(Beginning of Data in this exercise)

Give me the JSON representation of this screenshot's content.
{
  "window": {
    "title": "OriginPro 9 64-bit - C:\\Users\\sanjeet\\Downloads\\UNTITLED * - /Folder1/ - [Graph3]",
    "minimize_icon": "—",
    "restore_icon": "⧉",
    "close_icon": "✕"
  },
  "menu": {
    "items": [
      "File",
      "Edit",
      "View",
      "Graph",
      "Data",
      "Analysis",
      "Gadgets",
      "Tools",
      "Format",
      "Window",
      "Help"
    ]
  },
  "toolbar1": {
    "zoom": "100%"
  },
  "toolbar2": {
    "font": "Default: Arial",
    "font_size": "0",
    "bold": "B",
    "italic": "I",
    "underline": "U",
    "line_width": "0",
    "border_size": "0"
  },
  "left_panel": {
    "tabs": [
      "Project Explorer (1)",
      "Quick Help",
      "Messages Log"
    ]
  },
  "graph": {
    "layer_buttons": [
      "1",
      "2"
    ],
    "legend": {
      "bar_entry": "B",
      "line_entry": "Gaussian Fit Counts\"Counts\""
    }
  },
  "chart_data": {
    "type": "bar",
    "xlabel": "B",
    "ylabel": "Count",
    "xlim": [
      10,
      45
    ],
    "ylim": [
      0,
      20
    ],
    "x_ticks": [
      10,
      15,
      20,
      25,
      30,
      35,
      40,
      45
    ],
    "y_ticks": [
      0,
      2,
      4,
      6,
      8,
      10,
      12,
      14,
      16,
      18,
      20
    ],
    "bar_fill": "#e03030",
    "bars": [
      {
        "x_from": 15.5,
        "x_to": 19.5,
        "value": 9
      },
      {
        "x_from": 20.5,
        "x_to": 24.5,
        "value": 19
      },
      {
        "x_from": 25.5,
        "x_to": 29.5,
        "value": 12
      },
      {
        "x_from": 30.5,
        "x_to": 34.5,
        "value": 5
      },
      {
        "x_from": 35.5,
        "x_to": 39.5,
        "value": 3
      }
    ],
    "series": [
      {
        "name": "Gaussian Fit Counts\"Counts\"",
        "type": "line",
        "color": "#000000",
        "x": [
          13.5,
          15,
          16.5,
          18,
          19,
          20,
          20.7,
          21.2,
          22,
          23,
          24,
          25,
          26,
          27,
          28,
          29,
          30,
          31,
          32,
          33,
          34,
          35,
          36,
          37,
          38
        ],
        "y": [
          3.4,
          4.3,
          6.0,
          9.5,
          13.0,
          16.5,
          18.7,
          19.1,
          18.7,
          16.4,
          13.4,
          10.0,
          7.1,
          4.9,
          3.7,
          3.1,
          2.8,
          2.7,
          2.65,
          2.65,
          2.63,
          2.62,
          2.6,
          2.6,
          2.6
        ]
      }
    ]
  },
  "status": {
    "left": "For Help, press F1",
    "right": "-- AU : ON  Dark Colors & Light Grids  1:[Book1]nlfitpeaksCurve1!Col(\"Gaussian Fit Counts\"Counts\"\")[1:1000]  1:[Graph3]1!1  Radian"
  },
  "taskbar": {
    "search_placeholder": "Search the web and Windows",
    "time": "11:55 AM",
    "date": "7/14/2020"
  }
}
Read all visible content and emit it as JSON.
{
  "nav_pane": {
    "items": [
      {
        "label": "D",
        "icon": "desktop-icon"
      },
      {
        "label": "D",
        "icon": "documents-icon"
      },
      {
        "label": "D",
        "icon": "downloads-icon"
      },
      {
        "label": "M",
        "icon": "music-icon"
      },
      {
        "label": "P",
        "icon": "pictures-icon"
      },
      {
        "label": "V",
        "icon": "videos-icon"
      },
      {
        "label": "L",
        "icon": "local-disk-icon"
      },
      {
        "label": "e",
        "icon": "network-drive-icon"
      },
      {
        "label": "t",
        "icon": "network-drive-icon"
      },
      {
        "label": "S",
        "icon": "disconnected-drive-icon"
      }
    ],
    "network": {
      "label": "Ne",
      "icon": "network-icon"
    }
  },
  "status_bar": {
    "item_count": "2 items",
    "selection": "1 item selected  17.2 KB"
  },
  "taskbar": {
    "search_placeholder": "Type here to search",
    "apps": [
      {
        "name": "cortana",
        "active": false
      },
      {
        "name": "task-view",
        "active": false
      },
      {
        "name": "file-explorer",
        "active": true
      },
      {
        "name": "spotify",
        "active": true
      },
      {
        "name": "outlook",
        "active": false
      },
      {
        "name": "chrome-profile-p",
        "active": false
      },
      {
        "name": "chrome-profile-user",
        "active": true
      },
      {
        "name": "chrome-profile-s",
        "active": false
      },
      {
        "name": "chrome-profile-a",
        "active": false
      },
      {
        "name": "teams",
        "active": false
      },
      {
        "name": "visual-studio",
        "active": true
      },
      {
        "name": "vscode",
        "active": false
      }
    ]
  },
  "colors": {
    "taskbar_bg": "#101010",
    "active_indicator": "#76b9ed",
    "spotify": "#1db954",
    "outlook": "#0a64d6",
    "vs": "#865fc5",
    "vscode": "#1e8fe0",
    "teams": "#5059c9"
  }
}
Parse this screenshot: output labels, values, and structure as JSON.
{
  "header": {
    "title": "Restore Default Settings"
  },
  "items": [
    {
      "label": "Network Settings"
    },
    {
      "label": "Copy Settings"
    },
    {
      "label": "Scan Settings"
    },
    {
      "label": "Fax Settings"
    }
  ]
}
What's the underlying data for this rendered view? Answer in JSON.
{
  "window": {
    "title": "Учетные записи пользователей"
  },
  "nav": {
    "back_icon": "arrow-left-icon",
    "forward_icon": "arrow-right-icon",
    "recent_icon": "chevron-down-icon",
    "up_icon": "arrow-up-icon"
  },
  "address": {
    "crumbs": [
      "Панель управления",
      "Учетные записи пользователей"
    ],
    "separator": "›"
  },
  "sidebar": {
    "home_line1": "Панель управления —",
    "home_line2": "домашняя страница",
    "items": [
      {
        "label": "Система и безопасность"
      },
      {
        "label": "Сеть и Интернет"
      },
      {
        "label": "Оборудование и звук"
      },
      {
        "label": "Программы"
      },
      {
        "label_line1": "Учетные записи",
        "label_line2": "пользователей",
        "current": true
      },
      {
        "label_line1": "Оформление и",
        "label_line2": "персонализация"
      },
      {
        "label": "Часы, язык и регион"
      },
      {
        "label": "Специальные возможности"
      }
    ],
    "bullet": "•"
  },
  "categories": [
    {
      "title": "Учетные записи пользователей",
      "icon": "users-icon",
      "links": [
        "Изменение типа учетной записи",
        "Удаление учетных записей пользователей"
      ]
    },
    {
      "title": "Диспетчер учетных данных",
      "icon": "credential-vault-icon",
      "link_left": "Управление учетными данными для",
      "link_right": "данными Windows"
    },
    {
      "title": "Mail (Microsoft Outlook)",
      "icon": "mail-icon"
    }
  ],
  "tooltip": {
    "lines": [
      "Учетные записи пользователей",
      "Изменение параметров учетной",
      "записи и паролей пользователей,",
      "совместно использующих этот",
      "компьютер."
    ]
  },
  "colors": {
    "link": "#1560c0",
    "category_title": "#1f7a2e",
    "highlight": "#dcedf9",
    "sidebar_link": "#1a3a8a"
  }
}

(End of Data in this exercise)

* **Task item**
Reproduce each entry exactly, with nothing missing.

* **Task solution**
Give me the JSON representation of this screenshot's content.
{
  "window": {
    "title": "OriginPro 9 64-bit - C:\\Users\\sanjeet\\Downloads\\UNTITLED * - /Folder1/ - [Graph3]",
    "minimize_icon": "—",
    "restore_icon": "⧉",
    "close_icon": "✕"
  },
  "menu": {
    "items": [
      "File",
      "Edit",
      "View",
      "Graph",
      "Data",
      "Analysis",
      "Gadgets",
      "Tools",
      "Format",
      "Window",
      "Help"
    ]
  },
  "toolbar1": {
    "zoom": "100%"
  },
  "toolbar2": {
    "font": "Default: Arial",
    "font_size": "0",
    "bold": "B",
    "italic": "I",
    "underline": "U",
    "line_width": "0",
    "border_size": "0"
  },
  "left_panel": {
    "tabs": [
      "Project Explorer (1)",
      "Quick Help",
      "Messages Log"
    ]
  },
  "graph": {
    "layer_buttons": [
      "1",
      "2"
    ],
    "legend": {
      "bar_entry": "B",
      "line_entry": "Gaussian Fit Counts\"Counts\""
    }
  },
  "chart_data": {
    "type": "bar",
    "xlabel": "B",
    "ylabel": "Count",
    "xlim": [
      10,
      45
    ],
    "ylim": [
      0,
      20
    ],
    "x_ticks": [
      10,
      15,
      20,
      25,
      30,
      35,
      40,
      45
    ],
    "y_ticks": [
      0,
      2,
      4,
      6,
      8,
      10,
      12,
      14,
      16,
      18,
      20
    ],
    "bar_fill": "#e03030",
    "bars": [
      {
        "x_from": 15.5,
        "x_to": 19.5,
        "value": 9
      },
      {
        "x_from": 20.5,
        "x_to": 24.5,
        "value": 19
      },
      {
        "x_from": 25.5,
        "x_to": 29.5,
        "value": 12
      },
      {
        "x_from": 30.5,
        "x_to": 34.5,
        "value": 5
      },
      {
        "x_from": 35.5,
        "x_to": 39.5,
        "value": 3
      }
    ],
    "series": [
      {
        "name": "Gaussian Fit Counts\"Counts\"",
        "type": "line",
        "color": "#000000",
        "x": [
          13.5,
          15,
          16.5,
          18,
          19,
          20,
          20.7,
          21.2,
          22,
          23,
          24,
          25,
          26,
          27,
          28,
          29,
          30,
          31,
          32,
          33,
          34,
          35,
          36,
          37,
          38
        ],
        "y": [
          3.4,
          4.3,
          6.0,
          9.5,
          13.0,
          16.5,
          18.7,
          19.1,
          18.7,
          16.4,
          13.4,
          10.0,
          7.1,
          4.9,
          3.7,
          3.1,
          2.8,
          2.7,
          2.65,
          2.65,
          2.63,
          2.62,
          2.6,
          2.6,
          2.6
        ]
      }
    ]
  },
  "status": {
    "left": "For Help, press F1",
    "right": "-- AU : ON  Dark Colors & Light Grids  1:[Book1]nlfitpeaksCurve1!Col(\"Gaussian Fit Counts\"Counts\"\")[1:1000]  1:[Graph3]1!1  Radian"
  },
  "taskbar": {
    "search_placeholder": "Search the web and Windows",
    "time": "11:55 AM",
    "date": "7/14/2020"
  }
}
Read all visible content and emit it as JSON.
{
  "nav_pane": {
    "items": [
      {
        "label": "D",
        "icon": "desktop-icon"
      },
      {
        "label": "D",
        "icon": "documents-icon"
      },
      {
        "label": "D",
        "icon": "downloads-icon"
      },
      {
        "label": "M",
        "icon": "music-icon"
      },
      {
        "label": "P",
        "icon": "pictures-icon"
      },
      {
        "label": "V",
        "icon": "videos-icon"
      },
      {
        "label": "L",
        "icon": "local-disk-icon"
      },
      {
        "label": "e",
        "icon": "network-drive-icon"
      },
      {
        "label": "t",
        "icon": "network-drive-icon"
      },
      {
        "label": "S",
        "icon": "disconnected-drive-icon"
      }
    ],
    "network": {
      "label": "Ne",
      "icon": "network-icon"
    }
  },
  "status_bar": {
    "item_count": "2 items",
    "selection": "1 item selected  17.2 KB"
  },
  "taskbar": {
    "search_placeholder": "Type here to search",
    "apps": [
      {
        "name": "cortana",
        "active": false
      },
      {
        "name": "task-view",
        "active": false
      },
      {
        "name": "file-explorer",
        "active": true
      },
      {
        "name": "spotify",
        "active": true
      },
      {
        "name": "outlook",
        "active": false
      },
      {
        "name": "chrome-profile-p",
        "active": false
      },
      {
        "name": "chrome-profile-user",
        "active": true
      },
      {
        "name": "chrome-profile-s",
        "active": false
      },
      {
        "name": "chrome-profile-a",
        "active": false
      },
      {
        "name": "teams",
        "active": false
      },
      {
        "name": "visual-studio",
        "active": true
      },
      {
        "name": "vscode",
        "active": false
      }
    ]
  },
  "colors": {
    "taskbar_bg": "#101010",
    "active_indicator": "#76b9ed",
    "spotify": "#1db954",
    "outlook": "#0a64d6",
    "vs": "#865fc5",
    "vscode": "#1e8fe0",
    "teams": "#5059c9"
  }
}
Parse this screenshot: output labels, values, and structure as JSON.
{
  "header": {
    "title": "Restore Default Settings"
  },
  "items": [
    {
      "label": "Network Settings"
    },
    {
      "label": "Copy Settings"
    },
    {
      "label": "Scan Settings"
    },
    {
      "label": "Fax Settings"
    }
  ]
}
What's the underlying data for this rendered view? Answer in JSON.
{
  "window": {
    "title": "Учетные записи пользователей"
  },
  "nav": {
    "back_icon": "arrow-left-icon",
    "forward_icon": "arrow-right-icon",
    "recent_icon": "chevron-down-icon",
    "up_icon": "arrow-up-icon"
  },
  "address": {
    "crumbs": [
      "Панель управления",
      "Учетные записи пользователей"
    ],
    "separator": "›"
  },
  "sidebar": {
    "home_line1": "Панель управления —",
    "home_line2": "домашняя страница",
    "items": [
      {
        "label": "Система и безопасность"
      },
      {
        "label": "Сеть и Интернет"
      },
      {
        "label": "Оборудование и звук"
      },
      {
        "label": "Программы"
      },
      {
        "label_line1": "Учетные записи",
        "label_line2": "пользователей",
        "current": true
      },
      {
        "label_line1": "Оформление и",
        "label_line2": "персонализация"
      },
      {
        "label": "Часы, язык и регион"
      },
      {
        "label": "Специальные возможности"
      }
    ],
    "bullet": "•"
  },
  "categories": [
    {
      "title": "Учетные записи пользователей",
      "icon": "users-icon",
      "links": [
        "Изменение типа учетной записи",
        "Удаление учетных записей пользователей"
      ]
    },
    {
      "title": "Диспетчер учетных данных",
      "icon": "credential-vault-icon",
      "link_left": "Управление учетными данными для",
      "link_right": "данными Windows"
    },
    {
      "title": "Mail (Microsoft Outlook)",
      "icon": "mail-icon"
    }
  ],
  "tooltip": {
    "lines": [
      "Учетные записи пользователей",
      "Изменение параметров учетной",
      "записи и паролей пользователей,",
      "совместно использующих этот",
      "компьютер."
    ]
  },
  "colors": {
    "link": "#1560c0",
    "category_title": "#1f7a2e",
    "highlight": "#dcedf9",
    "sidebar_link": "#1a3a8a"
  }
}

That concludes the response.